Study material =>

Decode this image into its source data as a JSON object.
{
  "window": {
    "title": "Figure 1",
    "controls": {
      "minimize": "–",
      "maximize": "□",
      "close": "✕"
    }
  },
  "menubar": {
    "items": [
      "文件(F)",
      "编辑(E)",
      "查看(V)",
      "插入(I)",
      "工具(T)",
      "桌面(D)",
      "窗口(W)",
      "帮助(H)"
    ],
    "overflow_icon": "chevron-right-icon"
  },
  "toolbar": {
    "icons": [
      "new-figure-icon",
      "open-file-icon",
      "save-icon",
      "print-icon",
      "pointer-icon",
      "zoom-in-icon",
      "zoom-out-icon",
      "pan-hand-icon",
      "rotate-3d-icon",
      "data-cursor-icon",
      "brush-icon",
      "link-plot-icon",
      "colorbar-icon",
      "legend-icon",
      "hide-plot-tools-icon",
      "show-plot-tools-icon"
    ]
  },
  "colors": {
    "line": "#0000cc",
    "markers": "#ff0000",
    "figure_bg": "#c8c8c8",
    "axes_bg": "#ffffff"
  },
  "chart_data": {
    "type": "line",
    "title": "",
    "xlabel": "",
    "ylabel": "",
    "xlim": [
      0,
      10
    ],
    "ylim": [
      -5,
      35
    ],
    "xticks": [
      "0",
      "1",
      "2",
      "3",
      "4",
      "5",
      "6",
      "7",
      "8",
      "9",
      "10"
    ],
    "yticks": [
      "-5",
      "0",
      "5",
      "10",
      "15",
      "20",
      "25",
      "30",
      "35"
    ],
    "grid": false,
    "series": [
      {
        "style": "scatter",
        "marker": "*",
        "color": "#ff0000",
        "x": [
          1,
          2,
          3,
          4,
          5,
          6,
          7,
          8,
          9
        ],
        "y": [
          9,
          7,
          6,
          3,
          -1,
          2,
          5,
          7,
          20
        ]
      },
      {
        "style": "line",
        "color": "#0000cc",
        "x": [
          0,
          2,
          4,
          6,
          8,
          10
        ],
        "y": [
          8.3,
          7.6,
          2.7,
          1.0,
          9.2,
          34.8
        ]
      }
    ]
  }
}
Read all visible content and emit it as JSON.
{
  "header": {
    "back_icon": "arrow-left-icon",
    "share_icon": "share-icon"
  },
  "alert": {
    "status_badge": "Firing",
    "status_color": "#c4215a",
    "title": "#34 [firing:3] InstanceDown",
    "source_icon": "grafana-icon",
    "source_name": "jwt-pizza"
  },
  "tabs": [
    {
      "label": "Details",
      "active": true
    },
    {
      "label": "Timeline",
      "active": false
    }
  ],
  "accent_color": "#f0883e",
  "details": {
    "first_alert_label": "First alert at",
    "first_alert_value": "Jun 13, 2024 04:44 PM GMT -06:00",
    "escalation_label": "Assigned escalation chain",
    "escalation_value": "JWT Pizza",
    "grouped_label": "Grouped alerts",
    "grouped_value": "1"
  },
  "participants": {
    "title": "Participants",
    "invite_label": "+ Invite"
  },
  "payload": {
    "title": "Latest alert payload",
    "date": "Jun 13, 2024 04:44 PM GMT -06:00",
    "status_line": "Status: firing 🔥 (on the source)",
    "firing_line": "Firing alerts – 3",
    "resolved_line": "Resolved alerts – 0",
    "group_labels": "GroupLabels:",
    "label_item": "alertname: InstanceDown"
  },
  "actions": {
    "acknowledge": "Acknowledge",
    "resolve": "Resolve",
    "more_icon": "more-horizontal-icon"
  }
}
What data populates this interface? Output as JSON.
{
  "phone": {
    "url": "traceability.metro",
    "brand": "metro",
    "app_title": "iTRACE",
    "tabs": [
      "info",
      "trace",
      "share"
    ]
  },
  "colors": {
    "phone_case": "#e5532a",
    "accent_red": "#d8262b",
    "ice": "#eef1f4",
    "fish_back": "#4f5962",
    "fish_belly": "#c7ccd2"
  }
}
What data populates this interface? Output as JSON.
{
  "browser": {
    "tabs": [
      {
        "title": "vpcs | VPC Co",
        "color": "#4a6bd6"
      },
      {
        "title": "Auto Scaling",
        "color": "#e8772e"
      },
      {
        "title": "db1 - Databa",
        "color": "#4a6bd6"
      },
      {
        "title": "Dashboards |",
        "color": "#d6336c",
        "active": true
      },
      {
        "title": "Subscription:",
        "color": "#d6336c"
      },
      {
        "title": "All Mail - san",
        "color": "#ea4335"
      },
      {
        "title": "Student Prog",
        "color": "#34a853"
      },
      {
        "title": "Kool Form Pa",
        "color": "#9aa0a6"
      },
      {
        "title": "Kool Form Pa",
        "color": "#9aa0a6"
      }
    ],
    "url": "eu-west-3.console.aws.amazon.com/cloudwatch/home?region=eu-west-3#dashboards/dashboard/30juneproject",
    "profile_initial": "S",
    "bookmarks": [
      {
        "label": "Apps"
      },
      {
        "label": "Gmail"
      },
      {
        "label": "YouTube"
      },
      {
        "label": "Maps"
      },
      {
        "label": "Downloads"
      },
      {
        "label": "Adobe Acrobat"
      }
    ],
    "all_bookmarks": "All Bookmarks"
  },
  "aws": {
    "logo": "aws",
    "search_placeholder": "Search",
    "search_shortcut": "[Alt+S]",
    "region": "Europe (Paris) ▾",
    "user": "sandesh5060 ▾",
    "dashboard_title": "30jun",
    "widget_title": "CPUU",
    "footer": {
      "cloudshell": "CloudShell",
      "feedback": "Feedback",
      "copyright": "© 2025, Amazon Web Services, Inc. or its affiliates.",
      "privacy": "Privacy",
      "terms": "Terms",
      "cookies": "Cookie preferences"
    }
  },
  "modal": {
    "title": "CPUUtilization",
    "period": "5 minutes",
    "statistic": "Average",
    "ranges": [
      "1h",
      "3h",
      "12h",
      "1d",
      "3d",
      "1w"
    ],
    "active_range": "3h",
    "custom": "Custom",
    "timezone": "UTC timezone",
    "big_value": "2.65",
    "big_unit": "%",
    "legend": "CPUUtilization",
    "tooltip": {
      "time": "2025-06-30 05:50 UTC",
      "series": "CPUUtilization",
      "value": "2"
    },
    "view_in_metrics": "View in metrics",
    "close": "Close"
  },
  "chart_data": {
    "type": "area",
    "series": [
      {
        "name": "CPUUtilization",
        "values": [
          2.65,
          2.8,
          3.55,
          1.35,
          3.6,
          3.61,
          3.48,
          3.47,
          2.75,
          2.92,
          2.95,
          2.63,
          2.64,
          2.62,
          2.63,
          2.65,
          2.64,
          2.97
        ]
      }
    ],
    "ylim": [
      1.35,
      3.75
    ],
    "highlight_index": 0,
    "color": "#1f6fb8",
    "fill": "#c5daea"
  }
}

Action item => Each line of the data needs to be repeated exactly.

Exercise output =>
Decode this image into its source data as a JSON object.
{
  "window": {
    "title": "Figure 1",
    "controls": {
      "minimize": "–",
      "maximize": "□",
      "close": "✕"
    }
  },
  "menubar": {
    "items": [
      "文件(F)",
      "编辑(E)",
      "查看(V)",
      "插入(I)",
      "工具(T)",
      "桌面(D)",
      "窗口(W)",
      "帮助(H)"
    ],
    "overflow_icon": "chevron-right-icon"
  },
  "toolbar": {
    "icons": [
      "new-figure-icon",
      "open-file-icon",
      "save-icon",
      "print-icon",
      "pointer-icon",
      "zoom-in-icon",
      "zoom-out-icon",
      "pan-hand-icon",
      "rotate-3d-icon",
      "data-cursor-icon",
      "brush-icon",
      "link-plot-icon",
      "colorbar-icon",
      "legend-icon",
      "hide-plot-tools-icon",
      "show-plot-tools-icon"
    ]
  },
  "colors": {
    "line": "#0000cc",
    "markers": "#ff0000",
    "figure_bg": "#c8c8c8",
    "axes_bg": "#ffffff"
  },
  "chart_data": {
    "type": "line",
    "title": "",
    "xlabel": "",
    "ylabel": "",
    "xlim": [
      0,
      10
    ],
    "ylim": [
      -5,
      35
    ],
    "xticks": [
      "0",
      "1",
      "2",
      "3",
      "4",
      "5",
      "6",
      "7",
      "8",
      "9",
      "10"
    ],
    "yticks": [
      "-5",
      "0",
      "5",
      "10",
      "15",
      "20",
      "25",
      "30",
      "35"
    ],
    "grid": false,
    "series": [
      {
        "style": "scatter",
        "marker": "*",
        "color": "#ff0000",
        "x": [
          1,
          2,
          3,
          4,
          5,
          6,
          7,
          8,
          9
        ],
        "y": [
          9,
          7,
          6,
          3,
          -1,
          2,
          5,
          7,
          20
        ]
      },
      {
        "style": "line",
        "color": "#0000cc",
        "x": [
          0,
          2,
          4,
          6,
          8,
          10
        ],
        "y": [
          8.3,
          7.6,
          2.7,
          1.0,
          9.2,
          34.8
        ]
      }
    ]
  }
}
Read all visible content and emit it as JSON.
{
  "header": {
    "back_icon": "arrow-left-icon",
    "share_icon": "share-icon"
  },
  "alert": {
    "status_badge": "Firing",
    "status_color": "#c4215a",
    "title": "#34 [firing:3] InstanceDown",
    "source_icon": "grafana-icon",
    "source_name": "jwt-pizza"
  },
  "tabs": [
    {
      "label": "Details",
      "active": true
    },
    {
      "label": "Timeline",
      "active": false
    }
  ],
  "accent_color": "#f0883e",
  "details": {
    "first_alert_label": "First alert at",
    "first_alert_value": "Jun 13, 2024 04:44 PM GMT -06:00",
    "escalation_label": "Assigned escalation chain",
    "escalation_value": "JWT Pizza",
    "grouped_label": "Grouped alerts",
    "grouped_value": "1"
  },
  "participants": {
    "title": "Participants",
    "invite_label": "+ Invite"
  },
  "payload": {
    "title": "Latest alert payload",
    "date": "Jun 13, 2024 04:44 PM GMT -06:00",
    "status_line": "Status: firing 🔥 (on the source)",
    "firing_line": "Firing alerts – 3",
    "resolved_line": "Resolved alerts – 0",
    "group_labels": "GroupLabels:",
    "label_item": "alertname: InstanceDown"
  },
  "actions": {
    "acknowledge": "Acknowledge",
    "resolve": "Resolve",
    "more_icon": "more-horizontal-icon"
  }
}
What data populates this interface? Output as JSON.
{
  "phone": {
    "url": "traceability.metro",
    "brand": "metro",
    "app_title": "iTRACE",
    "tabs": [
      "info",
      "trace",
      "share"
    ]
  },
  "colors": {
    "phone_case": "#e5532a",
    "accent_red": "#d8262b",
    "ice": "#eef1f4",
    "fish_back": "#4f5962",
    "fish_belly": "#c7ccd2"
  }
}
What data populates this interface? Output as JSON.
{
  "browser": {
    "tabs": [
      {
        "title": "vpcs | VPC Co",
        "color": "#4a6bd6"
      },
      {
        "title": "Auto Scaling",
        "color": "#e8772e"
      },
      {
        "title": "db1 - Databa",
        "color": "#4a6bd6"
      },
      {
        "title": "Dashboards |",
        "color": "#d6336c",
        "active": true
      },
      {
        "title": "Subscription:",
        "color": "#d6336c"
      },
      {
        "title": "All Mail - san",
        "color": "#ea4335"
      },
      {
        "title": "Student Prog",
        "color": "#34a853"
      },
      {
        "title": "Kool Form Pa",
        "color": "#9aa0a6"
      },
      {
        "title": "Kool Form Pa",
        "color": "#9aa0a6"
      }
    ],
    "url": "eu-west-3.console.aws.amazon.com/cloudwatch/home?region=eu-west-3#dashboards/dashboard/30juneproject",
    "profile_initial": "S",
    "bookmarks": [
      {
        "label": "Apps"
      },
      {
        "label": "Gmail"
      },
      {
        "label": "YouTube"
      },
      {
        "label": "Maps"
      },
      {
        "label": "Downloads"
      },
      {
        "label": "Adobe Acrobat"
      }
    ],
    "all_bookmarks": "All Bookmarks"
  },
  "aws": {
    "logo": "aws",
    "search_placeholder": "Search",
    "search_shortcut": "[Alt+S]",
    "region": "Europe (Paris) ▾",
    "user": "sandesh5060 ▾",
    "dashboard_title": "30jun",
    "widget_title": "CPUU",
    "footer": {
      "cloudshell": "CloudShell",
      "feedback": "Feedback",
      "copyright": "© 2025, Amazon Web Services, Inc. or its affiliates.",
      "privacy": "Privacy",
      "terms": "Terms",
      "cookies": "Cookie preferences"
    }
  },
  "modal": {
    "title": "CPUUtilization",
    "period": "5 minutes",
    "statistic": "Average",
    "ranges": [
      "1h",
      "3h",
      "12h",
      "1d",
      "3d",
      "1w"
    ],
    "active_range": "3h",
    "custom": "Custom",
    "timezone": "UTC timezone",
    "big_value": "2.65",
    "big_unit": "%",
    "legend": "CPUUtilization",
    "tooltip": {
      "time": "2025-06-30 05:50 UTC",
      "series": "CPUUtilization",
      "value": "2"
    },
    "view_in_metrics": "View in metrics",
    "close": "Close"
  },
  "chart_data": {
    "type": "area",
    "series": [
      {
        "name": "CPUUtilization",
        "values": [
          2.65,
          2.8,
          3.55,
          1.35,
          3.6,
          3.61,
          3.48,
          3.47,
          2.75,
          2.92,
          2.95,
          2.63,
          2.64,
          2.62,
          2.63,
          2.65,
          2.64,
          2.97
        ]
      }
    ],
    "ylim": [
      1.35,
      3.75
    ],
    "highlight_index": 0,
    "color": "#1f6fb8",
    "fill": "#c5daea"
  }
}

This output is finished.